A federal prosecutor accused Teamsters President Roy Lee Williams and his co-defendants today of trying to cover up a blatant scheme to bribe a U.S. senator with an "absolutely incredible" pack of lies.

In a forceful final summation, Douglas Roller, head of the Justice Department's Organized Crime Strike Force here, reinfored his plea for a string of guilty verdicts with a hard-hitting replay of eight of the most incriminating conversations underlying the government's case in the two-month-long trial. The records, played in striking succession today, were the result of secret electronic surveillance by the FBI.

With the voices booming out over four powerful loudspeakers in the courtroom, one of the main defendants, Chicago insurance executive Allen Dorfman, could be heard complaining in exasperated tones of the unequivocal way in which he said Williams had promised Sen. Howard W. Cannon (D-Nev.) some Las Vegas real estate.

Dorfman expressed his indignation because the Teamsters had yet to make good on the commitment even though, at a Jan. 10, 1979, meeting in Cannon's Las Vegas office, according to Dorfman, "Roy Williams just unequivocally came right out and says, 'You got the property, senator, don't worry about it. It's our property, you own it.' "

"You know, I, I'm surprised he Cannon still even talks to me," Dorfman told associates in his office on May 21, 1979, after a phone conversation with Cannon about the delay in the property transaction. " . . . I'm going to wear out my welcome with this guy. We keep going to him for favors, he keeps performing, we keep delivering him s---."

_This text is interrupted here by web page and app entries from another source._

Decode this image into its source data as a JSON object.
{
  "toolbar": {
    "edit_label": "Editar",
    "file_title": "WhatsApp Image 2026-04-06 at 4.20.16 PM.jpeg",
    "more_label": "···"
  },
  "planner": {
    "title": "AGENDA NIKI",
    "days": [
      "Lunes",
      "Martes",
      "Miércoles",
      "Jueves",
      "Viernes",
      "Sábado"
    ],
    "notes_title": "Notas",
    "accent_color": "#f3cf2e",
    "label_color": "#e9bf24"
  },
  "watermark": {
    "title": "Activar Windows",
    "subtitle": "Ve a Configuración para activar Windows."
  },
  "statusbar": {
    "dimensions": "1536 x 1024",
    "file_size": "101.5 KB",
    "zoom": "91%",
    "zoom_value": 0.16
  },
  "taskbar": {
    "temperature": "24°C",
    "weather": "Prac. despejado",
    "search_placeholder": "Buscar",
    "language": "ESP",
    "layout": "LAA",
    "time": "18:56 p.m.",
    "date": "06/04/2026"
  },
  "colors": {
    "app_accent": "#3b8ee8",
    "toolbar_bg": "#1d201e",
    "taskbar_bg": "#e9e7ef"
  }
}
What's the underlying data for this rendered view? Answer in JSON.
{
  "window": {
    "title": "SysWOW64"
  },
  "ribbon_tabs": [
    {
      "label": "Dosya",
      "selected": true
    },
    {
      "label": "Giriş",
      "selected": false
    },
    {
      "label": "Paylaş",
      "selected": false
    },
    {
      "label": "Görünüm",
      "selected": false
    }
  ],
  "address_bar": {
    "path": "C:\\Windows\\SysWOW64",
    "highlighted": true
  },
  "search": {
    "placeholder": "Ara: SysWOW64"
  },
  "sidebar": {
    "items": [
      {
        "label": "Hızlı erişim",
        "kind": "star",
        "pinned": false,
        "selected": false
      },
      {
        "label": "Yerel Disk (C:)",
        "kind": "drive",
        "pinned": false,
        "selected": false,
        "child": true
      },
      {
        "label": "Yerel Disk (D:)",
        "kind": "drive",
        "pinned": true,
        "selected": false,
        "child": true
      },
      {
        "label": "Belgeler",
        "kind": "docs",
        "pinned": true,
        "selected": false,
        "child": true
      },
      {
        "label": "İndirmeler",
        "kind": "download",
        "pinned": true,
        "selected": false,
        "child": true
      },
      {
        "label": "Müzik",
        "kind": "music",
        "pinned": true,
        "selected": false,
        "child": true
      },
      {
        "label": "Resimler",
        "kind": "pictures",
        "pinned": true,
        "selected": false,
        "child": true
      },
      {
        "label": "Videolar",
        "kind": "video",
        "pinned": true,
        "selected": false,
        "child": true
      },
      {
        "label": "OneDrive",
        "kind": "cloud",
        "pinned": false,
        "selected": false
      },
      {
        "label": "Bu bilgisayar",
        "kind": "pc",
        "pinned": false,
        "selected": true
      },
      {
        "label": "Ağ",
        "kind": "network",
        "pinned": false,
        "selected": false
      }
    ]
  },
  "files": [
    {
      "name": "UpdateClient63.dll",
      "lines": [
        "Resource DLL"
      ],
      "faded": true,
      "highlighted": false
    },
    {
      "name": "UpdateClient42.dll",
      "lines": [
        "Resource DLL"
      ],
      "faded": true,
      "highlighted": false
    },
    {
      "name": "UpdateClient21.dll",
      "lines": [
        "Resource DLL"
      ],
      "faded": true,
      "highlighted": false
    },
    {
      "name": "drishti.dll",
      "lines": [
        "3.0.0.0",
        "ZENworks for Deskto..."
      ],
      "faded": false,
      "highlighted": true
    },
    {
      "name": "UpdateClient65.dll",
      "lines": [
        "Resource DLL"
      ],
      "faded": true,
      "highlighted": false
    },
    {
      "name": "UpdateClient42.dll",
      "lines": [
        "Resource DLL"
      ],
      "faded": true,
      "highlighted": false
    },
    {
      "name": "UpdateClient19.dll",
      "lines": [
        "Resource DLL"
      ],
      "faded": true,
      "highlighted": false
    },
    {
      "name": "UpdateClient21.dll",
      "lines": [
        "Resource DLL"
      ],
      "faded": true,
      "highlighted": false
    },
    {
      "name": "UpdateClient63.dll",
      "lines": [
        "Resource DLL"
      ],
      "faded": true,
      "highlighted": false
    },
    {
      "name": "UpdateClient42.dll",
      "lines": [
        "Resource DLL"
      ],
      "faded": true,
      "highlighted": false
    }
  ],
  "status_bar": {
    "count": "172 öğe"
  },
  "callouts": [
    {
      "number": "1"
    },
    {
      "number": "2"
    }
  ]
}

The government has charged that Williams, then a Teamsters vice president, and Dorfman, a longtime Teamsters associate, guaranteed Cannon exclusive rights to buy a 5.8-acre tract owned by the Teamsters Central States Pension Fund in return for Cannon's help in squelching trucking deregulation legislation.

Roller charged there were "frantic efforts" to make good on the promise, including a hurried flight to California by a fund trustee and a former trustee to persuade another bidder to drop out.

According to the tapes, reputed Chicago mobster Joseph (Joey the Clown) Lombardo suggested the Jan. 30, 1979, trip and, when it proved successful, claimed credit.

In his closing argument, Lombardo's lawyer, Harry J. Busch, derided the government's description of Lombardo as the "pragmatist" of the conspiracy.

"I don't think Joe Lombardo knows the meaning of the word," Busch told the jurors. He described his client as "an absolute nothing in this deal."

In his closing arguments, Dorfman's chief attorney, Harvey Silets, charged that the government was trying to "flimflam" the jurors by using the tapes to divert their attention from the crucial Jan. 10 meeting in Cannon's office. Silets maintained there was no showing that Williams and Dorfman "cut a deal" with Cannon at the meeting despite all the talk the FBI picked up on the tapes.

Silets also scoffed at the government's contention that a chance to pay $1.4 million, in league with 11 others, for a piece of property valued on the pension fund books at $960,000 could be fairly described as a bribe. The property was eventually sold to another party for $1.6 million. Prosecutor Roller emphasized that "whether that bribe was accepted or not does not matter" since "Sen. Cannon is not on trial."

Silets asked the jurors to consider "if there truly was a deal with Sen. Cannon, why wasn't he indicted?" The prosecution promptly objected, and U.S. District Court Judge Prentice Marshall told the jurors to ignore the remark.